It was only today, when cleaning out a big Dutch barn on the main yard, that I realised how much I was wasting the existing space. The cavernous barn is solid and bone dry, with perfect ventilation, and I could easily house 50 sheep or growing pigs in it at any one time. But it’s a huge, wasted space, as it is. Split it into two and put a run of four pens both sides and it would be perfect for farrowing or lambing. I have no idea why it’s taken me so long to realise the potential! It was a kind of ‘Eureka!’ moment. So my next challenge is to find someone who can fabricate some pens and set up livestock barn number two. More cash out of the coffers, but it will, hopefully, be money well spent.
I’ve never before had to share my land with badgers. At my last farm, there was no sign of badger activity, but there’s plenty of evidence of it here in west Wales.
I didn’t realise there were any on my own land until autumn, when I started wondering why my sheep kept disappearing. It wasn’t unusual for them to wander off into the woodland and the paddocks beyond, grazing contentedly, and they always came to me if I shouted for long enough. Then, one day, they didn’t respond to my call, so I went searching for them. Looking over the fence into my neighbour’s field, I could see them in the distance - their distinctive shaggy grey bodies dotted amongst dozens of neat white commercial ewes.

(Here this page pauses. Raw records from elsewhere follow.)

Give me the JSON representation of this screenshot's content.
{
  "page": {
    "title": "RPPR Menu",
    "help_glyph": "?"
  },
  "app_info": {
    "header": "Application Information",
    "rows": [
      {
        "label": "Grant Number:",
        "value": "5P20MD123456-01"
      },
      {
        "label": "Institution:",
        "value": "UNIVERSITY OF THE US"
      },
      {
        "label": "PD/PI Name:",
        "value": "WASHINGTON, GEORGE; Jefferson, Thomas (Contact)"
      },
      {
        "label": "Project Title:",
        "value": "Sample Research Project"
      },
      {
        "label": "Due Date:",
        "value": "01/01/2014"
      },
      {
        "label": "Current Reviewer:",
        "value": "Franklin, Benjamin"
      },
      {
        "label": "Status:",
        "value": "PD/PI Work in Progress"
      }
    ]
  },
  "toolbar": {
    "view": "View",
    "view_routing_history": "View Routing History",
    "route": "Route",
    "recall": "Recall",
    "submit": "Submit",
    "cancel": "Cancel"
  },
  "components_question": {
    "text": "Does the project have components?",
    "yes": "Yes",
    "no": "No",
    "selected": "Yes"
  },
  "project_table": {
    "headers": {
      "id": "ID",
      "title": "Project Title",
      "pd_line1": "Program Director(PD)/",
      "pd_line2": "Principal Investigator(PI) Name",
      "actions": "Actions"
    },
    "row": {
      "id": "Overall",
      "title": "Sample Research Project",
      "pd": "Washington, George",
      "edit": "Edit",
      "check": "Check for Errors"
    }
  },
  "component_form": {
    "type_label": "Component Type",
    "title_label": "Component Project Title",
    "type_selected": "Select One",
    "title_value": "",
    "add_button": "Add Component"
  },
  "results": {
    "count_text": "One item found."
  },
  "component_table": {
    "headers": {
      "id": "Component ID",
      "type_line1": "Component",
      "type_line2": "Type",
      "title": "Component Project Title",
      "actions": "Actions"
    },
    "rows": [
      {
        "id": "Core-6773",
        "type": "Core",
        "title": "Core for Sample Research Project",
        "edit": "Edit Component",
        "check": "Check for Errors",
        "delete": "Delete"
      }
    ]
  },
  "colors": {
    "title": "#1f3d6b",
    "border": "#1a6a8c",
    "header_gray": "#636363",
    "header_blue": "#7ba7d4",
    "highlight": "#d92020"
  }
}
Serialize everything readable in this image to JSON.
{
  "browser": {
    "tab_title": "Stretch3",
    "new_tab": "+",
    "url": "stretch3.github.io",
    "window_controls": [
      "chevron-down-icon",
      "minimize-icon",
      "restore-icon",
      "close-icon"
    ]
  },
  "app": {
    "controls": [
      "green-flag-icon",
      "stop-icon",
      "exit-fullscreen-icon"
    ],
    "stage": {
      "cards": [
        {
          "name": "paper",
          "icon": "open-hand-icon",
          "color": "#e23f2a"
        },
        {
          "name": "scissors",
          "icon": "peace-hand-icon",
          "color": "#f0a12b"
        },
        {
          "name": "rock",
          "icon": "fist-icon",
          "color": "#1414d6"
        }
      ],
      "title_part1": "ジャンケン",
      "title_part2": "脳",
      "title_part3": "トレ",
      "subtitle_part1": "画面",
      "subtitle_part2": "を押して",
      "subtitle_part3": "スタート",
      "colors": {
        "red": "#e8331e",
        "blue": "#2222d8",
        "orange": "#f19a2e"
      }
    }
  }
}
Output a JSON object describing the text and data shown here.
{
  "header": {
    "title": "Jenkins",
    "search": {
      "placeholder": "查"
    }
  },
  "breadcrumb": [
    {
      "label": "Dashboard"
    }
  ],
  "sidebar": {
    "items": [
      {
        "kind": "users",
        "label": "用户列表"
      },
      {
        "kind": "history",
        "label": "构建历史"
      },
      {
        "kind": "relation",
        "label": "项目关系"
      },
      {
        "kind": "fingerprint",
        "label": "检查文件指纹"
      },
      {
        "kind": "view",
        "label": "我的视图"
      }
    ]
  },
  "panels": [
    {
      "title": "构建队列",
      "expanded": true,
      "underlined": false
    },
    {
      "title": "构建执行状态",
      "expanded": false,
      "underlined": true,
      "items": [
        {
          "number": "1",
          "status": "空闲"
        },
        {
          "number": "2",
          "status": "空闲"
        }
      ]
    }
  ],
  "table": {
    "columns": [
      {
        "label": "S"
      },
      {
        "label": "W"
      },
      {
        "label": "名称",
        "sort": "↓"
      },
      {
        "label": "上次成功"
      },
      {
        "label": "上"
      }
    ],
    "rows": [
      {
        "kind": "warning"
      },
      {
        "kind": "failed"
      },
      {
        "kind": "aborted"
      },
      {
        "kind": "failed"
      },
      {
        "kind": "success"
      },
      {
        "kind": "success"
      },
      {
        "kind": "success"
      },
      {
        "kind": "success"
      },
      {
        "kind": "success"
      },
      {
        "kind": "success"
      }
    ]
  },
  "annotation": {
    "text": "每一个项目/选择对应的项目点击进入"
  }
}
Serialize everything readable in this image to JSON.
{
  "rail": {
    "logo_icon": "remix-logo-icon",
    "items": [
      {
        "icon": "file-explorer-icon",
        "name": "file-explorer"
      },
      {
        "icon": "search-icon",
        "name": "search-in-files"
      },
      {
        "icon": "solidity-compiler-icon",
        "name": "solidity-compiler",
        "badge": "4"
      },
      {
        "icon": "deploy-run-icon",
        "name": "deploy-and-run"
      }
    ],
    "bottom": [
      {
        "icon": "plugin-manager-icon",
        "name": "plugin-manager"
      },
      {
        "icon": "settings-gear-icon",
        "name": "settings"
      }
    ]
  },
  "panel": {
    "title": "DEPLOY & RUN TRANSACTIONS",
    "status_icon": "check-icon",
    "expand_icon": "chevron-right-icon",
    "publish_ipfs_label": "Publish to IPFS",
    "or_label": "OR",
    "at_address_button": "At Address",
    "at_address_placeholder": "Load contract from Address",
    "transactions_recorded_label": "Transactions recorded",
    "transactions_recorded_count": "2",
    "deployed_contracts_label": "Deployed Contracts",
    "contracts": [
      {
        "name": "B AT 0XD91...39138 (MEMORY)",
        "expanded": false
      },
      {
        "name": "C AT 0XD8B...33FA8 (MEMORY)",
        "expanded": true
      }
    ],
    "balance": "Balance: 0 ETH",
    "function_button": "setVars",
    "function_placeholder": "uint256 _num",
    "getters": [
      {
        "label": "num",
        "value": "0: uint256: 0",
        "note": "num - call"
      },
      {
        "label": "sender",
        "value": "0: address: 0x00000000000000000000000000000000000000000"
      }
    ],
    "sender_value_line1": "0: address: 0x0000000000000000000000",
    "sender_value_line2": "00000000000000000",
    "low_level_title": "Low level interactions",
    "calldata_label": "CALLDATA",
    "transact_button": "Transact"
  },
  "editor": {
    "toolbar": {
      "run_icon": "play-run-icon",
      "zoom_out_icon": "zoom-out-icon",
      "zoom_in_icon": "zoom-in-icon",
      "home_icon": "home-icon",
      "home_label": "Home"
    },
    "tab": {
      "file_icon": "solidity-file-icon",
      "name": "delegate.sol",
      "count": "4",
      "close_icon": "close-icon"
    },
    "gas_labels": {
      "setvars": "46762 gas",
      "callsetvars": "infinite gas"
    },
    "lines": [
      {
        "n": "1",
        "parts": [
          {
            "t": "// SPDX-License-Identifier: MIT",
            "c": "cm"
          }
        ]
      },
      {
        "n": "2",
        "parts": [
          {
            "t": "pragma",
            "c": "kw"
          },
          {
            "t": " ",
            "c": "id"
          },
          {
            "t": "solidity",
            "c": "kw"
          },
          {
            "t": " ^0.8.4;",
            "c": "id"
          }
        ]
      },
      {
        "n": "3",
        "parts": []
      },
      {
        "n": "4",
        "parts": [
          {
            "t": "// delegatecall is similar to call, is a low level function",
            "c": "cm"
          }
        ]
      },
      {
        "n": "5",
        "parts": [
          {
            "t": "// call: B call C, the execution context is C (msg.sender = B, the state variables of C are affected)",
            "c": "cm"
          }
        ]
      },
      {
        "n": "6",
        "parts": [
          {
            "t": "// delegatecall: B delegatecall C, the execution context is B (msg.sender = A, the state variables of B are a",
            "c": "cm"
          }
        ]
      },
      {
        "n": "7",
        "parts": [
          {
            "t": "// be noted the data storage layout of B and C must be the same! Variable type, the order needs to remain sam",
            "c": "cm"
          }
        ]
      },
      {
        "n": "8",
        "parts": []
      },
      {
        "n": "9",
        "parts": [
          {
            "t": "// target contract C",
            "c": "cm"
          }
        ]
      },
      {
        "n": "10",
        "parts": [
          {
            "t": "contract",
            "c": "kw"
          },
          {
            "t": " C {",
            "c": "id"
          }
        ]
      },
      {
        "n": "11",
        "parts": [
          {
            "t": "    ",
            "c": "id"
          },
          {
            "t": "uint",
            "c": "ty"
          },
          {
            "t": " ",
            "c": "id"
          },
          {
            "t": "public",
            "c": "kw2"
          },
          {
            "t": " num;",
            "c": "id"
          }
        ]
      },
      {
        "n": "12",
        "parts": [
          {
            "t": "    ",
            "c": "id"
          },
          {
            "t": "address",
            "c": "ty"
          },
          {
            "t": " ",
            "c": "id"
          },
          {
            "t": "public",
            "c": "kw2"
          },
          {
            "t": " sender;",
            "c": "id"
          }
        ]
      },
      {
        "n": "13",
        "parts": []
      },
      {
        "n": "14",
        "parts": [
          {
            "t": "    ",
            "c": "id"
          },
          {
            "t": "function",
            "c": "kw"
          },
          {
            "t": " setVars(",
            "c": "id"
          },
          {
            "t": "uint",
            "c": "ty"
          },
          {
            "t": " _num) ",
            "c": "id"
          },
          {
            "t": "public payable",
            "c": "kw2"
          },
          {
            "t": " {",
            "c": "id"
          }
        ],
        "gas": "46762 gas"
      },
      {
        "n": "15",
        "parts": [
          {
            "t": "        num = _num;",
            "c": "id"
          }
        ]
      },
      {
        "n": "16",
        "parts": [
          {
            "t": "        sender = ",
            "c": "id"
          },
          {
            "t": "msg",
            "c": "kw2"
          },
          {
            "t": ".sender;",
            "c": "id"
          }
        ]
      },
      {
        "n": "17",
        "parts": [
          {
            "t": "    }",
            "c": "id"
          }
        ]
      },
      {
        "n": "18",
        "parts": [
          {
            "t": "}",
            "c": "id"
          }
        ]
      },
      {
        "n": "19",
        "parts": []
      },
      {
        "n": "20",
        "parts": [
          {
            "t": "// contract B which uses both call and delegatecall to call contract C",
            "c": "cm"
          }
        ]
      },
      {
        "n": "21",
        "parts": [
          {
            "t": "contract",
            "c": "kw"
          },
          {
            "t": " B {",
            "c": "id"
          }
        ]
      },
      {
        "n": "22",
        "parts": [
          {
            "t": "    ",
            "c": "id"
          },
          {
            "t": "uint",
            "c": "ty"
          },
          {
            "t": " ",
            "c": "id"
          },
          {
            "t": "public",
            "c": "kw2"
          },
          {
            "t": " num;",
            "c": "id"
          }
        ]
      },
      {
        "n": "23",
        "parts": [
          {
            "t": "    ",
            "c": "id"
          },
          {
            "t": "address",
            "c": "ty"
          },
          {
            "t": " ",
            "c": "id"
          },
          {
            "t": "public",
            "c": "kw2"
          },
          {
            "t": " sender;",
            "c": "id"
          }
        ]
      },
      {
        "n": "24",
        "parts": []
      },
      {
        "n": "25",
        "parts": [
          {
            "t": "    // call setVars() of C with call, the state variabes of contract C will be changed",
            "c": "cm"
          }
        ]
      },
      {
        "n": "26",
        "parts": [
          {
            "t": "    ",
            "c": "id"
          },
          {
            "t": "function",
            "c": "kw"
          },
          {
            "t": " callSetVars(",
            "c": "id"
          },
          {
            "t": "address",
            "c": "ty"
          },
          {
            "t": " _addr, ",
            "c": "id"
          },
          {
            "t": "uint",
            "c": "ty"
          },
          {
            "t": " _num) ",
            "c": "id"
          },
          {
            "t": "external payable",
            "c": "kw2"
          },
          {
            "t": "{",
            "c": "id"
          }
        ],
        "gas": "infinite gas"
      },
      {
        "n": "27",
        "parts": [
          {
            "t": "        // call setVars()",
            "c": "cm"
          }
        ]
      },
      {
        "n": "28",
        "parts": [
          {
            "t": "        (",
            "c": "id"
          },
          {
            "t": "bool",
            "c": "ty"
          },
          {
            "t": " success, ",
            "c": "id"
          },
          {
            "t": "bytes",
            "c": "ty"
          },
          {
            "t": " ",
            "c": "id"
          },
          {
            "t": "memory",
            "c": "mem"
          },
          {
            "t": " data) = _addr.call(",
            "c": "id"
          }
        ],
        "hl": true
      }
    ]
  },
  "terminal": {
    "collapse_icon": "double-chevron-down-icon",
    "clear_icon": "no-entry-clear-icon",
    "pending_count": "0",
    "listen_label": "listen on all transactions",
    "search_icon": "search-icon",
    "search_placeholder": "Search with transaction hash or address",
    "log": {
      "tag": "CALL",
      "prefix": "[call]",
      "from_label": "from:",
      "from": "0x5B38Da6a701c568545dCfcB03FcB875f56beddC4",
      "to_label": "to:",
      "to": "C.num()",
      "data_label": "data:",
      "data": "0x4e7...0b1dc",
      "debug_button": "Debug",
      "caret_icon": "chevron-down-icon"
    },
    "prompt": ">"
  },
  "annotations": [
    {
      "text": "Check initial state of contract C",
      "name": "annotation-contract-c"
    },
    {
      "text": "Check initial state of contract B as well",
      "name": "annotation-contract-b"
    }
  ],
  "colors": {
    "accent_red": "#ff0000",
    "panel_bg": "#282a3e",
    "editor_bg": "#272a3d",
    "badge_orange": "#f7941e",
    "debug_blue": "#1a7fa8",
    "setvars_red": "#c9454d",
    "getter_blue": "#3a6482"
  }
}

Herdwicks are notorious escapologists, and will take advantage of any weak, sagging, or damaged boundaries, so I began checking the fenceline. Pretty soon I found some wool-covered wire which had been pushed up to provide the escape route. I knew my sheep were clever, but they’d never managed to burrow under a fence before that. Then I spotted, just a few metres away, a well-worn track in the grass leading from the fence to the woodland, a sign of the real culprits – badgers. Following the track into the trees, I found a badger latrine – a specially-made dung pit. If you find one, there’s certainly going to be a sett nearby.
It explains a lot – and not just the disappearing sheep. I got a call from the man who did my fencing recently. “Have any of your pigs escaped?” he asked. “Because your neighbours field looks like some have been rooting about in it.” I had a look and, yes, it definitely had been turned over by some strong snouts, but not ginger ones, because my pigs were still safely behind the fence. Badgers will dig just like pigs when they are looking for food. In fact, the Welsh for badger is ‘mochyn daear’ – ‘earth pig’ or ‘pig that lives in the ground’.
The upside of badgers wrecking my boundary fence is that my ewes have been able to have a good feed on my neighbour’s grass, which is much better than mine, but the downside is that, when they came back, they brought with them one of the neighbour’s tups. I hadn’t planned to lamb this year, but it looks like I’m going to be expecting a few Herdwick x Texel arrivals pretty soon. I need to fix that fence.
Liz Shankland is the author of the Haynes Smallholding Manual and teaches courses in animal husbandry at Humble by Nature in Monmouthshire. For more information about her pedigree Tamworth pigs, visit www.biggingerpigs.com